Cardio Is Better for Weight Loss If:
- You enjoy activities like running, swimming, or cycling.
- You want to burn calories quickly and efficiently.
- You have a limited amount of time for workouts.
- You are primarily concerned with improving cardiovascular health.
Strength Training Is Better for Weight Loss If:
- You want to build and tone muscle while losing fat.
- You prefer shorter, more intense workouts.
- You’re looking for a long-term solution for weight management.
- You want to improve overall strength and mobility.
1. Can I combine cardio and strength training for weight loss?
Absolutely! Combining both types of exercise can be a highly effective approach. Cardio helps you burn calories during the workout, while strength training builds muscle and increases your metabolic rate for a more balanced weight loss strategy.
2. How often should I exercise for weight loss?
For optimal results, aim for at least 150 minutes of moderate-intensity aerobic activity or 75 minutes of vigorous-intensity aerobic activity per week, coupled with strength training exercises on two or more days a week.
3. Is it possible to lose weight without exercising?
While exercise can accelerate weight loss and offer numerous health benefits, it’s possible to lose weight through dietary changes alone. However, combining a healthy diet with regular physical activity tends to yield the best results.
4. What’s the best time to work out for weight loss?
The best time to work out is when it fits into your schedule and when you have the most energy and motivation. Some people prefer morning workouts, while others find evening workouts more convenient. The most important thing is consistency.
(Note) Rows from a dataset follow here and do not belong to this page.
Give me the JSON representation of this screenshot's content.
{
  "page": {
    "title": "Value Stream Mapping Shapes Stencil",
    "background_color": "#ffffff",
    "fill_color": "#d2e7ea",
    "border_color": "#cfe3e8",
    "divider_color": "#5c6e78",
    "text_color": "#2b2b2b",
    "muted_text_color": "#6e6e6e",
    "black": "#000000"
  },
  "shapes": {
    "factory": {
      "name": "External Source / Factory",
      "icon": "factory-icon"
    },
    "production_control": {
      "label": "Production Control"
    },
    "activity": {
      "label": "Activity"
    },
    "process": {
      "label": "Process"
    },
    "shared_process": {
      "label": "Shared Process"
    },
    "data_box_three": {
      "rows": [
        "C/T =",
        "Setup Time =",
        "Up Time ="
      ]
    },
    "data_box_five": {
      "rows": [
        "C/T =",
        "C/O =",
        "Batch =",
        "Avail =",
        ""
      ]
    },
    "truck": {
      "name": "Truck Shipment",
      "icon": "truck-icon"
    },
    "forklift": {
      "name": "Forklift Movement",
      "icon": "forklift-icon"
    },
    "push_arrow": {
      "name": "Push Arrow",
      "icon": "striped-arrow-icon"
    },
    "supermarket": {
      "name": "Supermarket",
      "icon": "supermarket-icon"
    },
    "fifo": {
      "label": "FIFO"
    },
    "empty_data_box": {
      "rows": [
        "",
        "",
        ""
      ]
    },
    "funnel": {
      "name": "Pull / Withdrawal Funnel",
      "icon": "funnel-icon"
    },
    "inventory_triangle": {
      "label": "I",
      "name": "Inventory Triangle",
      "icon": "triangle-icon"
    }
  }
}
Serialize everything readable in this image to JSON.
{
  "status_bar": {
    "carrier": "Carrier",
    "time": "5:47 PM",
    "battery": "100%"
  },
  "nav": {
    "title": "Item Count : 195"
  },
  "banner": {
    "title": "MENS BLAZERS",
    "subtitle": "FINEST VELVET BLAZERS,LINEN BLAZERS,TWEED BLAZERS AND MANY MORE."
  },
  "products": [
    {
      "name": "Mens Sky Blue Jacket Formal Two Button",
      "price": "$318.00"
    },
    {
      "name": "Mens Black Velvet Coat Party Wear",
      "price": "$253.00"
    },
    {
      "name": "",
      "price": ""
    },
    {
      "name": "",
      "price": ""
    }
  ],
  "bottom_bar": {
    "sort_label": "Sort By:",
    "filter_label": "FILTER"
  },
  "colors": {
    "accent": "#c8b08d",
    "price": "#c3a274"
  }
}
In the battle of cardio vs. strength training for weight loss, there’s no one-size-fits-all answer. Both approaches have their unique benefits, and the best choice depends on your preferences, fitness goals, and lifestyle. The key is to find an exercise routine that you enjoy and can stick to in the long run. Remember that a combination of cardio and strength training can provide a well-rounded approach to weight loss, promoting not only a slimmer physique but also improved overall health and fitness. Ultimately, the choice is yours, so lace up your running shoes or grab those dumbbells and embark on your journey to a healthier, happier you.